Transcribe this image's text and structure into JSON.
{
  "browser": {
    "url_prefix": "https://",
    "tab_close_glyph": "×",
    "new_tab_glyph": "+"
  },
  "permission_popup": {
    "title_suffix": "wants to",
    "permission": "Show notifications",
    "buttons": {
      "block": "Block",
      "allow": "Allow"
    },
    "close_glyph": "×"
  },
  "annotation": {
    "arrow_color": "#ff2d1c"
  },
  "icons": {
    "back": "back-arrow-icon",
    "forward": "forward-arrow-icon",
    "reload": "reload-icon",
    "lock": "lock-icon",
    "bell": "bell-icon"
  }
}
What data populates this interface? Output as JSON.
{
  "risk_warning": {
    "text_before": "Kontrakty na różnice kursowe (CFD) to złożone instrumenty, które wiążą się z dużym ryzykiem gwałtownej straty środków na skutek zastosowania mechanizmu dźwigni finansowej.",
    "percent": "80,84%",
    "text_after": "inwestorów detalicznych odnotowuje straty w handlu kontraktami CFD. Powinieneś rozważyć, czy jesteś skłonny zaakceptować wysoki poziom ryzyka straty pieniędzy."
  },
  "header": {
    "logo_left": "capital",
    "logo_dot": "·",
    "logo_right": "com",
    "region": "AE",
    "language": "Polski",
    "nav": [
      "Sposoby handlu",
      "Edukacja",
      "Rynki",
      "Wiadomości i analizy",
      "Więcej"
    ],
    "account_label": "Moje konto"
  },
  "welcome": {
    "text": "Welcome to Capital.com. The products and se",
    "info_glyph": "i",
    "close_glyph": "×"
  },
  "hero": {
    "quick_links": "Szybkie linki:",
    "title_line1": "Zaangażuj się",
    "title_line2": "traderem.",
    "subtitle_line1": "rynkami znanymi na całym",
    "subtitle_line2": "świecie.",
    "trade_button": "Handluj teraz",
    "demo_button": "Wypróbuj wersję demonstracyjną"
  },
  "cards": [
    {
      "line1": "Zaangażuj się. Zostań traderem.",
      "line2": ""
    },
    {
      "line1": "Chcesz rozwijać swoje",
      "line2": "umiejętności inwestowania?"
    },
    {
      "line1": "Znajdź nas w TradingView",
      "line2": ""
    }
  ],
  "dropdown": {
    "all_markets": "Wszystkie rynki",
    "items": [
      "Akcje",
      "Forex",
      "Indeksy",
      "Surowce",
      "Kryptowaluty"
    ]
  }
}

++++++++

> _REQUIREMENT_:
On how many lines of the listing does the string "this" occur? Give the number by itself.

> _ANSWER FOR THE TASK_:
2